SUPPLIED DATA Block Start
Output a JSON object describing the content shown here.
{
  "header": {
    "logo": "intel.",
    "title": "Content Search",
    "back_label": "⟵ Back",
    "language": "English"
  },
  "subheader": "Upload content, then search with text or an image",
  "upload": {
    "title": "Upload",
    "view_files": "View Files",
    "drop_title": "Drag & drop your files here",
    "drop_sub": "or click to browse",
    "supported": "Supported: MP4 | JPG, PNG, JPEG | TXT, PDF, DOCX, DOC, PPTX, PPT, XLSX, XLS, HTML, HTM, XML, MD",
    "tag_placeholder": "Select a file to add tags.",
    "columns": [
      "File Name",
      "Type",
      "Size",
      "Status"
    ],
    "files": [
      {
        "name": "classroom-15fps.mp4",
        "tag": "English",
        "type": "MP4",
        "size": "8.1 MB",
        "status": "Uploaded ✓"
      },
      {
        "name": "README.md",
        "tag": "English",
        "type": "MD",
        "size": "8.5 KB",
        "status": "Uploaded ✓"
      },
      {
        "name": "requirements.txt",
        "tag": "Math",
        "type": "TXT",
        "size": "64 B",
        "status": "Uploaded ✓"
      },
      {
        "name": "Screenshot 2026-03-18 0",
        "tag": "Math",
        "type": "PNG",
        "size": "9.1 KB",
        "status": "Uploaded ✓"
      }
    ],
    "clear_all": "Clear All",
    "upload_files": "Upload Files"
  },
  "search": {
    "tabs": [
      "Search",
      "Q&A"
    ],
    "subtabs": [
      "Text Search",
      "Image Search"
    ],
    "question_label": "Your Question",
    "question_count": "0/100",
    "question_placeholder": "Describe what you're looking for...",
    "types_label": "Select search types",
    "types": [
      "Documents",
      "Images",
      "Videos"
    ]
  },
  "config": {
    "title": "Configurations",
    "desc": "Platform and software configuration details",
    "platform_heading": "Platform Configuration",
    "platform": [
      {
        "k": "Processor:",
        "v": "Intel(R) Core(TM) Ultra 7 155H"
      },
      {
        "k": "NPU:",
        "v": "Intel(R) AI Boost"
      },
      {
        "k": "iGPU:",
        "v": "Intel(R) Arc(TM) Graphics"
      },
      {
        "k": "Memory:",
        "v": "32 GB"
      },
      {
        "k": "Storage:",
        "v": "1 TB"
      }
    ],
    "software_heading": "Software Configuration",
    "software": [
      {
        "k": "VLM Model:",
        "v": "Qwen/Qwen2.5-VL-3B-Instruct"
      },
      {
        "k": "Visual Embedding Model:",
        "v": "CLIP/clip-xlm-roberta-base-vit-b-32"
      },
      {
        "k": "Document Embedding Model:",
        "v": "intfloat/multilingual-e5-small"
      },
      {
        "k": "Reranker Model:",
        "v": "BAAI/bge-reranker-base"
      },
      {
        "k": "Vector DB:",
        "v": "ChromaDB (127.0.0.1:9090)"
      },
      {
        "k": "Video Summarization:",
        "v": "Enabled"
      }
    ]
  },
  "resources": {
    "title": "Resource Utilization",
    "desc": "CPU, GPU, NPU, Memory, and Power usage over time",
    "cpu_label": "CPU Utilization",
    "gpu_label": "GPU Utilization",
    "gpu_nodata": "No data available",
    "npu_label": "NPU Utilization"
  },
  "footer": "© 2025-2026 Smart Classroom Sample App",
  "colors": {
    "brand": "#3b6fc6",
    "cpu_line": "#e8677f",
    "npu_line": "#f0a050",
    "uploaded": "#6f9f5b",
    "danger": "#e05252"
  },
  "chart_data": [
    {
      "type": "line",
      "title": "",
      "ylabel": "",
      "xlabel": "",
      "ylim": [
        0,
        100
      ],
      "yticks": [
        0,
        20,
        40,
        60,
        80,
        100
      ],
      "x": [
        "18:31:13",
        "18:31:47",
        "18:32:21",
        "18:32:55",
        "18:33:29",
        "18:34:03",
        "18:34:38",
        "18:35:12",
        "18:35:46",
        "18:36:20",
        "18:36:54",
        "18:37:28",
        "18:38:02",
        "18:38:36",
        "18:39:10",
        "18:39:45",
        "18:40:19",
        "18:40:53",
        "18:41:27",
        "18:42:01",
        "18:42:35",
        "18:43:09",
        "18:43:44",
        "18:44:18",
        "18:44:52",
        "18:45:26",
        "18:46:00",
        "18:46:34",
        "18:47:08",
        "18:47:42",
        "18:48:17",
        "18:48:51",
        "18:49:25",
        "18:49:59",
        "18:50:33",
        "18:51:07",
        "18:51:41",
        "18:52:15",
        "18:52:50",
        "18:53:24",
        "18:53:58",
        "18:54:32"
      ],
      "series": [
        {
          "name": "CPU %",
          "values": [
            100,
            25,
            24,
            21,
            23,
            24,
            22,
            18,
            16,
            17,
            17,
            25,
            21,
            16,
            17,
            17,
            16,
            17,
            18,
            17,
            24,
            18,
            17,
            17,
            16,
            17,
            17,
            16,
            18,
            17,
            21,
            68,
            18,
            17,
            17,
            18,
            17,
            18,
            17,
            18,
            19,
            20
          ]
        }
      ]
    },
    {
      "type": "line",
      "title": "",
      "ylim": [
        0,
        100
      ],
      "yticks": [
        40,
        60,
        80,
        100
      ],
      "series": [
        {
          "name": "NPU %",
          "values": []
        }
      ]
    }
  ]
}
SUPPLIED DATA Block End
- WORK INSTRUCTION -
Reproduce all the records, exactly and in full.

- EXERCISE RESPONSE -
Output a JSON object describing the content shown here.
{
  "header": {
    "logo": "intel.",
    "title": "Content Search",
    "back_label": "⟵ Back",
    "language": "English"
  },
  "subheader": "Upload content, then search with text or an image",
  "upload": {
    "title": "Upload",
    "view_files": "View Files",
    "drop_title": "Drag & drop your files here",
    "drop_sub": "or click to browse",
    "supported": "Supported: MP4 | JPG, PNG, JPEG | TXT, PDF, DOCX, DOC, PPTX, PPT, XLSX, XLS, HTML, HTM, XML, MD",
    "tag_placeholder": "Select a file to add tags.",
    "columns": [
      "File Name",
      "Type",
      "Size",
      "Status"
    ],
    "files": [
      {
        "name": "classroom-15fps.mp4",
        "tag": "English",
        "type": "MP4",
        "size": "8.1 MB",
        "status": "Uploaded ✓"
      },
      {
        "name": "README.md",
        "tag": "English",
        "type": "MD",
        "size": "8.5 KB",
        "status": "Uploaded ✓"
      },
      {
        "name": "requirements.txt",
        "tag": "Math",
        "type": "TXT",
        "size": "64 B",
        "status": "Uploaded ✓"
      },
      {
        "name": "Screenshot 2026-03-18 0",
        "tag": "Math",
        "type": "PNG",
        "size": "9.1 KB",
        "status": "Uploaded ✓"
      }
    ],
    "clear_all": "Clear All",
    "upload_files": "Upload Files"
  },
  "search": {
    "tabs": [
      "Search",
      "Q&A"
    ],
    "subtabs": [
      "Text Search",
      "Image Search"
    ],
    "question_label": "Your Question",
    "question_count": "0/100",
    "question_placeholder": "Describe what you're looking for...",
    "types_label": "Select search types",
    "types": [
      "Documents",
      "Images",
      "Videos"
    ]
  },
  "config": {
    "title": "Configurations",
    "desc": "Platform and software configuration details",
    "platform_heading": "Platform Configuration",
    "platform": [
      {
        "k": "Processor:",
        "v": "Intel(R) Core(TM) Ultra 7 155H"
      },
      {
        "k": "NPU:",
        "v": "Intel(R) AI Boost"
      },
      {
        "k": "iGPU:",
        "v": "Intel(R) Arc(TM) Graphics"
      },
      {
        "k": "Memory:",
        "v": "32 GB"
      },
      {
        "k": "Storage:",
        "v": "1 TB"
      }
    ],
    "software_heading": "Software Configuration",
    "software": [
      {
        "k": "VLM Model:",
        "v": "Qwen/Qwen2.5-VL-3B-Instruct"
      },
      {
        "k": "Visual Embedding Model:",
        "v": "CLIP/clip-xlm-roberta-base-vit-b-32"
      },
      {
        "k": "Document Embedding Model:",
        "v": "intfloat/multilingual-e5-small"
      },
      {
        "k": "Reranker Model:",
        "v": "BAAI/bge-reranker-base"
      },
      {
        "k": "Vector DB:",
        "v": "ChromaDB (127.0.0.1:9090)"
      },
      {
        "k": "Video Summarization:",
        "v": "Enabled"
      }
    ]
  },
  "resources": {
    "title": "Resource Utilization",
    "desc": "CPU, GPU, NPU, Memory, and Power usage over time",
    "cpu_label": "CPU Utilization",
    "gpu_label": "GPU Utilization",
    "gpu_nodata": "No data available",
    "npu_label": "NPU Utilization"
  },
  "footer": "© 2025-2026 Smart Classroom Sample App",
  "colors": {
    "brand": "#3b6fc6",
    "cpu_line": "#e8677f",
    "npu_line": "#f0a050",
    "uploaded": "#6f9f5b",
    "danger": "#e05252"
  },
  "chart_data": [
    {
      "type": "line",
      "title": "",
      "ylabel": "",
      "xlabel": "",
      "ylim": [
        0,
        100
      ],
      "yticks": [
        0,
        20,
        40,
        60,
        80,
        100
      ],
      "x": [
        "18:31:13",
        "18:31:47",
        "18:32:21",
        "18:32:55",
        "18:33:29",
        "18:34:03",
        "18:34:38",
        "18:35:12",
        "18:35:46",
        "18:36:20",
        "18:36:54",
        "18:37:28",
        "18:38:02",
        "18:38:36",
        "18:39:10",
        "18:39:45",
        "18:40:19",
        "18:40:53",
        "18:41:27",
        "18:42:01",
        "18:42:35",
        "18:43:09",
        "18:43:44",
        "18:44:18",
        "18:44:52",
        "18:45:26",
        "18:46:00",
        "18:46:34",
        "18:47:08",
        "18:47:42",
        "18:48:17",
        "18:48:51",
        "18:49:25",
        "18:49:59",
        "18:50:33",
        "18:51:07",
        "18:51:41",
        "18:52:15",
        "18:52:50",
        "18:53:24",
        "18:53:58",
        "18:54:32"
      ],
      "series": [
        {
          "name": "CPU %",
          "values": [
            100,
            25,
            24,
            21,
            23,
            24,
            22,
            18,
            16,
            17,
            17,
            25,
            21,
            16,
            17,
            17,
            16,
            17,
            18,
            17,
            24,
            18,
            17,
            17,
            16,
            17,
            17,
            16,
            18,
            17,
            21,
            68,
            18,
            17,
            17,
            18,
            17,
            18,
            17,
            18,
            19,
            20
          ]
        }
      ]
    },
    {
      "type": "line",
      "title": "",
      "ylim": [
        0,
        100
      ],
      "yticks": [
        40,
        60,
        80,
        100
      ],
      "series": [
        {
          "name": "NPU %",
          "values": []
        }
      ]
    }
  ]
}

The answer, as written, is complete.